Once a core, re-usable openMDWS function is written, the next step is to build a second function that wrappers the core openMDWS function and projects it and exposes it in the way you require, which might include:
– an HTTP/XML service
– an HTTP/JSON service
– an RDF function for use with SMART Apps
Again, openMDWS provides standards and patterns of coding for these outer functions to which developers must adhere.
The key point of openMDWS is that it encourages (and depends on) a one-off task where someone who is knowledgable about VistA and Mumps coding can encapsulate a piece of VistA’s functionality as a re-usable, generic, atomic Mumps function. Once done, that wheel never needs reinventing. That Mumps/VistA expertise is encapsulated once and for all in a way that can then be reused in any number of ways (and those ways can change and evolve into the future). Anyone with VistA and Mumps knowledge can develop these core functions, and it doesn’t matter whether they develop them on Caché or GT.M systems. This means that it will be possible to mobilise the entire VA and non-VA development communities to address the huge task of identifying and encapsulating VistA’s massive portfolio of functional capabilities as openMDWS core functions.
openMDWS has one further trick up its sleeve. When you write an HTTP/XML wrapper for a core openMDWS function, you actually don’t have to worry about writing any XML-based code. Instead, openMDWS includes an automated bi-directional mapping between XML and Mumps local arrays: the HTTP/XML Wrapper function simply maps the output of the core openMDWS function into a Mumps array that corresponds to the required XML response. openMDWS looks after the task of converting this array into a corresponding XML document and dispatching it as an HTTP response. On the client application side, you can use EWD to build a web-based application that makes use of openMDWS services. Your EWD scripts invoke those openMDWS services using a set of openMDWS client API functions. The really cool trick is that openMDWS can determine whether the service you’re invoking is on a remote system or on the same system and:
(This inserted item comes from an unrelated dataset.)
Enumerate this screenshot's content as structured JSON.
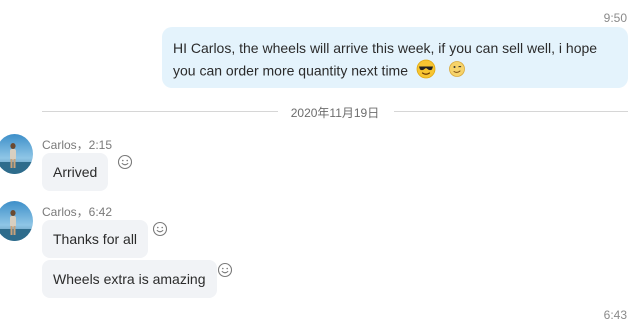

– if the service is on a remote system, it is invoked via an HTTP request and the XML response is parsed automatically into a corresponding local Mumps array
– if the service is on the same system, the openMDWS function is called directly and the Mumps array is returned directly.
This means that openMDWS services can be used for locally-implemented VistA applications without incurring the overheads of HTTP transport and XML parsing that would otherwise be expected to be incurred if a web service wrapper was invoked. In fact, using VistA functionality exposed as openMDWS services will be just as efficient as making use of direct Mumps calls to the core VistA code (which is the current state of the art)!
This means that openMDWS is of huge strategic importance, because it can be used for any style of VistA application development or enhancement: ie openMDWS is not simply limited to web-service based applications. Additionally, openMDWS provides a single standard architecture that will allow VistA to be turned into a completely service-oriented healthcare platform, allowing all of its functionality to be described as a set of re-usable, technology-independent services. In my opinion, it represents the key building block on which the future evolution of VistA as the open source EHR will depend. I’m therefore pretty excited about it, and I’m hoping others in the various VistA communities will feel the same way.
Watch this space for a follow-up posting that will describe in detail the coding patterns and standards that will need to be adhered to for openMDWS core functions and their HTTP/XML service function wrappers, along with some examples that developers will be able to try out for themselves. In the meantime, feel free to let me know what you think about the openMDWS concept: all comments welcomed.